Please give the entries again in full and exactly, without any picture.

────────────────

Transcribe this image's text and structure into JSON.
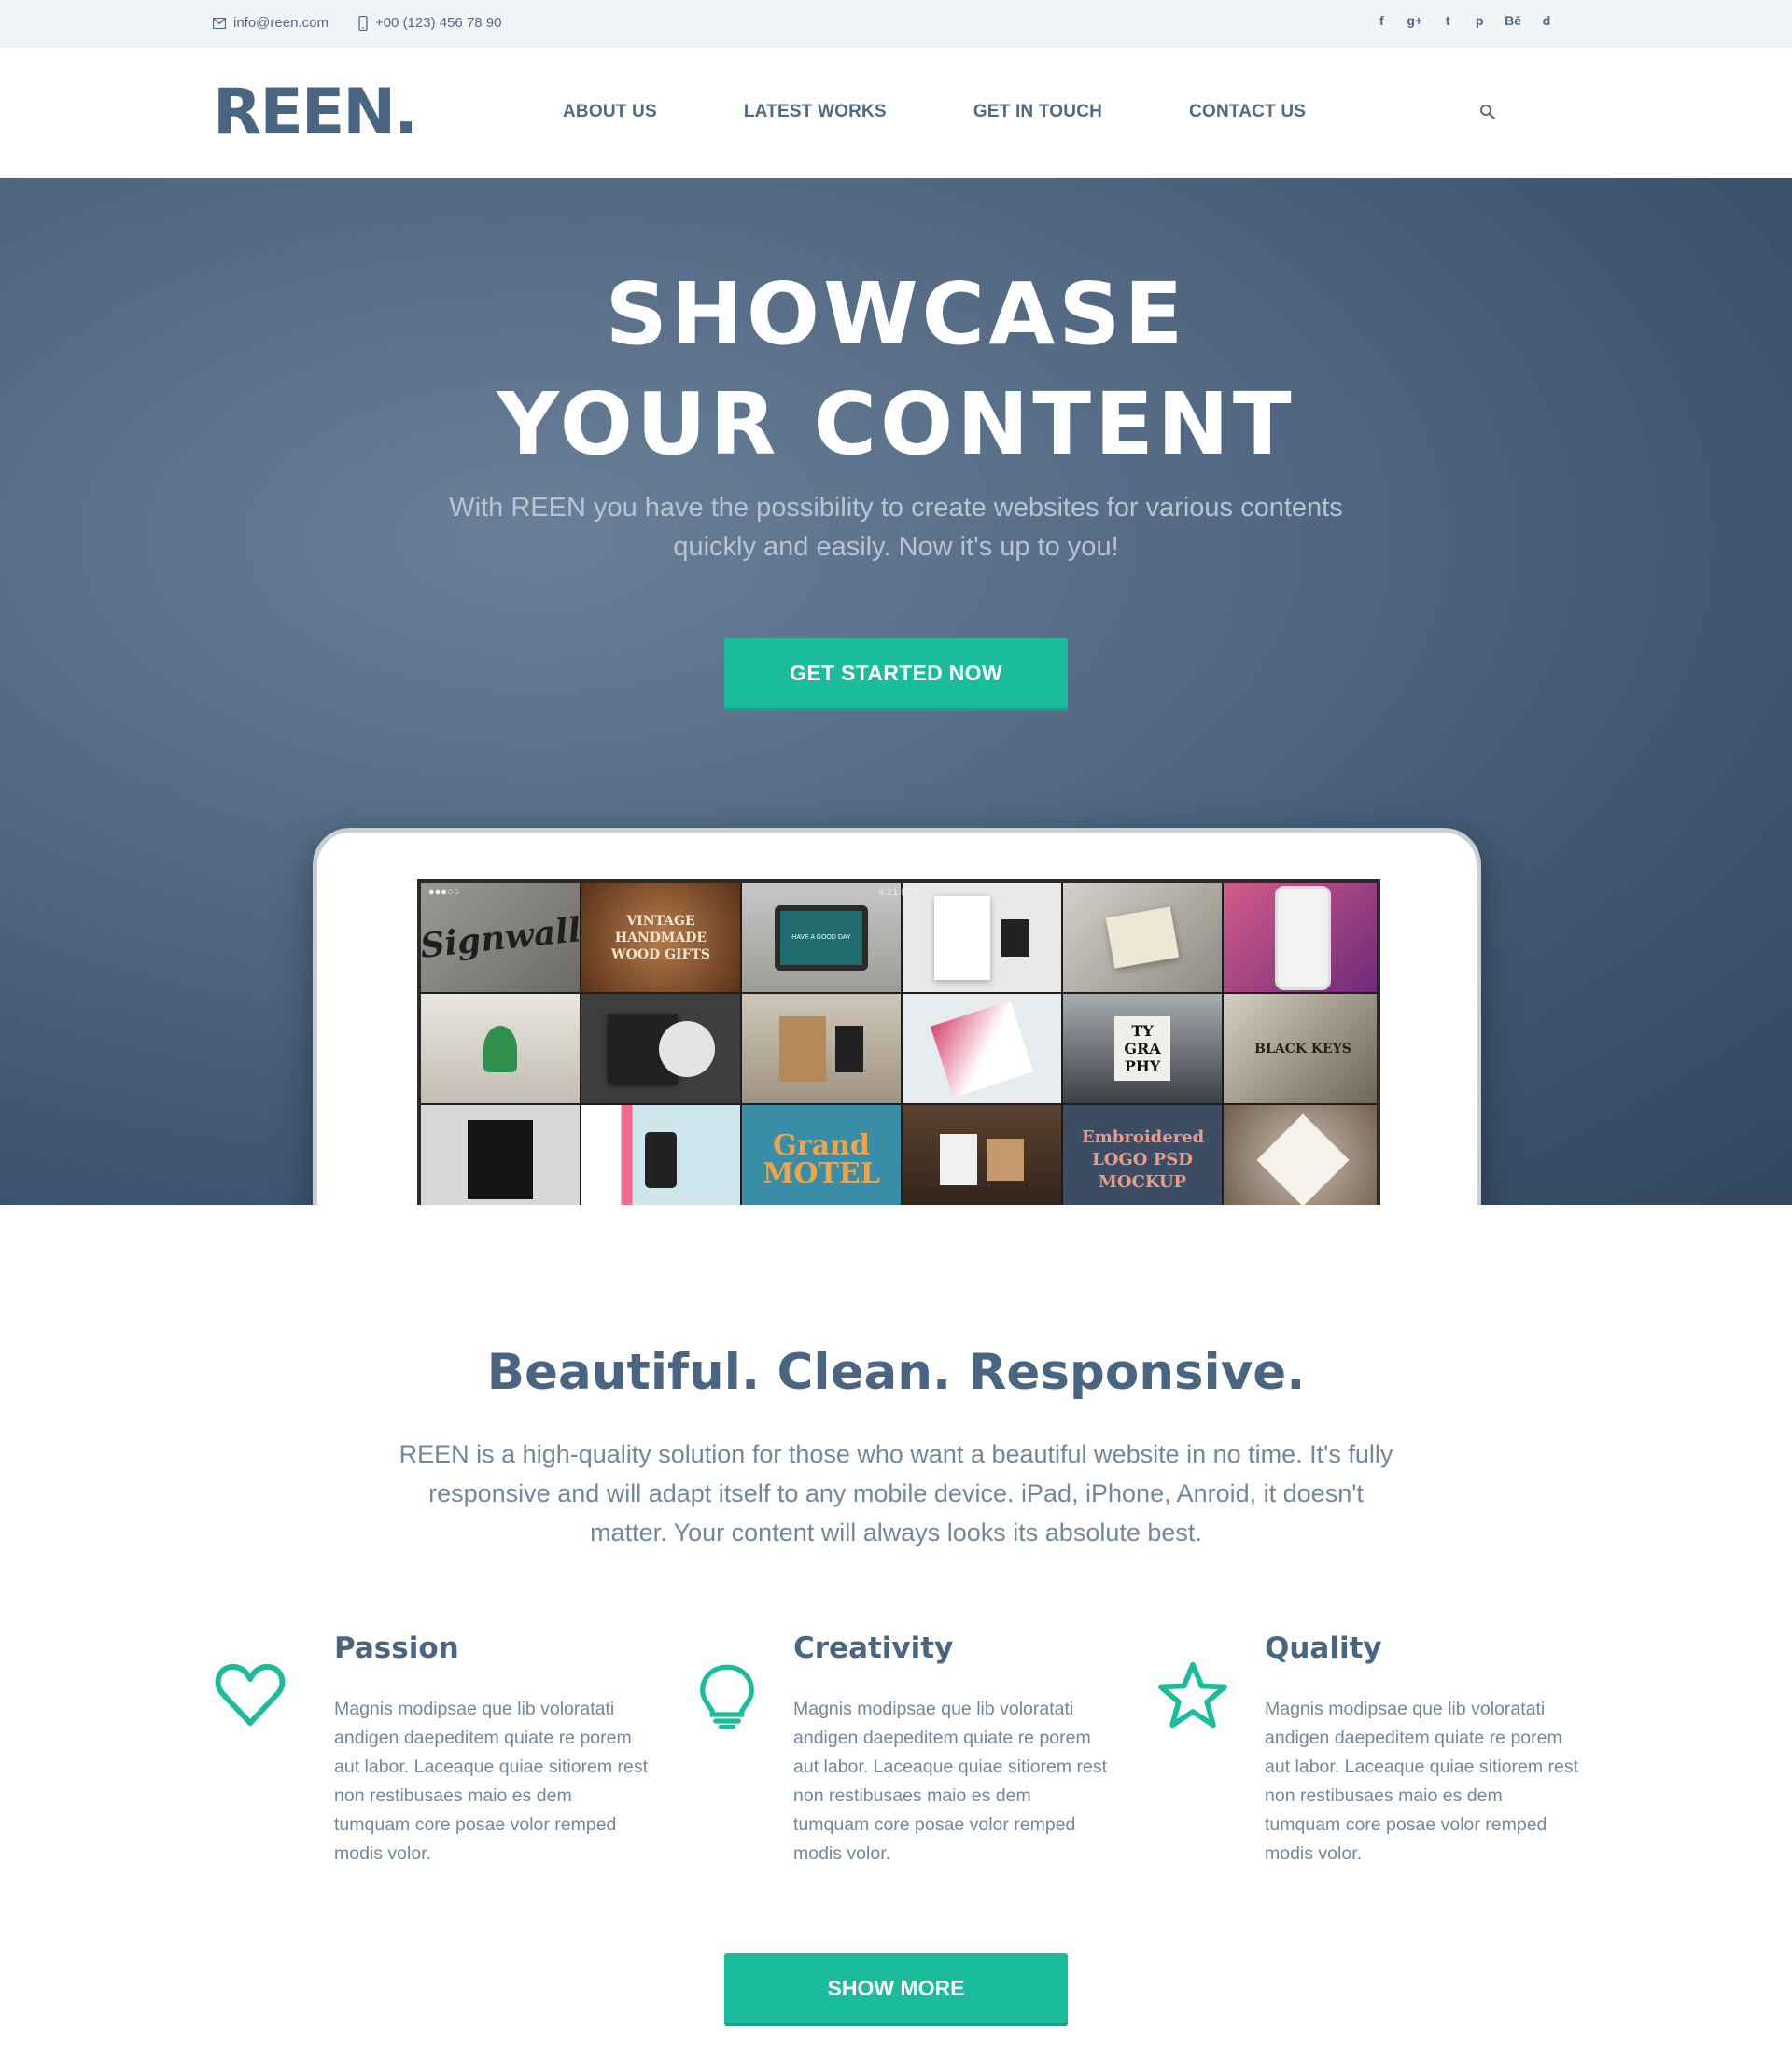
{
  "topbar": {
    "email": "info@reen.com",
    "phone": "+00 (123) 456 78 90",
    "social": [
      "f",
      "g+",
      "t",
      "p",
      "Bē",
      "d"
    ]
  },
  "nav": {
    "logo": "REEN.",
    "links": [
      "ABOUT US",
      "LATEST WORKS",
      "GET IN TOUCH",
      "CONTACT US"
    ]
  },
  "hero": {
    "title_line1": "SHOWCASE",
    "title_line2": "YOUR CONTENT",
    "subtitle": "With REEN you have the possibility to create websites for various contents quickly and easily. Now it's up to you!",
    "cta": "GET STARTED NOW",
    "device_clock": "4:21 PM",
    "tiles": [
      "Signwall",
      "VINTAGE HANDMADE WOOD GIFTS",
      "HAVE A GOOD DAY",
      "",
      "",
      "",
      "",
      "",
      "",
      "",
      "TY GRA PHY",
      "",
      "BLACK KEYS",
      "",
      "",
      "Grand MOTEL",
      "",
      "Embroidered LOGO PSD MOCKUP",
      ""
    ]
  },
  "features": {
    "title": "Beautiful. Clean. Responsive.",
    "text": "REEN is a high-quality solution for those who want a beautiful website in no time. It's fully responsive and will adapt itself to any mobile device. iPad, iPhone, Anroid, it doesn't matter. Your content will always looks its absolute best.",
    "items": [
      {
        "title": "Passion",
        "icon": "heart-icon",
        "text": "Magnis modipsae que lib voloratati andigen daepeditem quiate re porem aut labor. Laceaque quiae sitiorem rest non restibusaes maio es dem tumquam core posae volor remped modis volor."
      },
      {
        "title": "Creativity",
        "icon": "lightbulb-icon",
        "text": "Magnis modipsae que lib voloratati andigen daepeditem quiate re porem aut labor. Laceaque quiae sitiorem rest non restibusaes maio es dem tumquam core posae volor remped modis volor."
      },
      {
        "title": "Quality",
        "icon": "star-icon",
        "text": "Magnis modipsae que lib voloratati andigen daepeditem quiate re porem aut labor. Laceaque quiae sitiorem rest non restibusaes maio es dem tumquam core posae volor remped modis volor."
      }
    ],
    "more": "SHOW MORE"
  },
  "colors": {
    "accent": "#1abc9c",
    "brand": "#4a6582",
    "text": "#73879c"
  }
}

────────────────

→ **WRITTEN RESPONSE**:
Transcribe this image's text and structure into JSON.
{
  "topbar": {
    "email": "info@reen.com",
    "phone": "+00 (123) 456 78 90",
    "social": [
      "f",
      "g+",
      "t",
      "p",
      "Bē",
      "d"
    ]
  },
  "nav": {
    "logo": "REEN.",
    "links": [
      "ABOUT US",
      "LATEST WORKS",
      "GET IN TOUCH",
      "CONTACT US"
    ]
  },
  "hero": {
    "title_line1": "SHOWCASE",
    "title_line2": "YOUR CONTENT",
    "subtitle": "With REEN you have the possibility to create websites for various contents quickly and easily. Now it's up to you!",
    "cta": "GET STARTED NOW",
    "device_clock": "4:21 PM",
    "tiles": [
      "Signwall",
      "VINTAGE HANDMADE WOOD GIFTS",
      "HAVE A GOOD DAY",
      "",
      "",
      "",
      "",
      "",
      "",
      "",
      "TY GRA PHY",
      "",
      "BLACK KEYS",
      "",
      "",
      "Grand MOTEL",
      "",
      "Embroidered LOGO PSD MOCKUP",
      ""
    ]
  },
  "features": {
    "title": "Beautiful. Clean. Responsive.",
    "text": "REEN is a high-quality solution for those who want a beautiful website in no time. It's fully responsive and will adapt itself to any mobile device. iPad, iPhone, Anroid, it doesn't matter. Your content will always looks its absolute best.",
    "items": [
      {
        "title": "Passion",
        "icon": "heart-icon",
        "text": "Magnis modipsae que lib voloratati andigen daepeditem quiate re porem aut labor. Laceaque quiae sitiorem rest non restibusaes maio es dem tumquam core posae volor remped modis volor."
      },
      {
        "title": "Creativity",
        "icon": "lightbulb-icon",
        "text": "Magnis modipsae que lib voloratati andigen daepeditem quiate re porem aut labor. Laceaque quiae sitiorem rest non restibusaes maio es dem tumquam core posae volor remped modis volor."
      },
      {
        "title": "Quality",
        "icon": "star-icon",
        "text": "Magnis modipsae que lib voloratati andigen daepeditem quiate re porem aut labor. Laceaque quiae sitiorem rest non restibusaes maio es dem tumquam core posae volor remped modis volor."
      }
    ],
    "more": "SHOW MORE"
  },
  "colors": {
    "accent": "#1abc9c",
    "brand": "#4a6582",
    "text": "#73879c"
  }
}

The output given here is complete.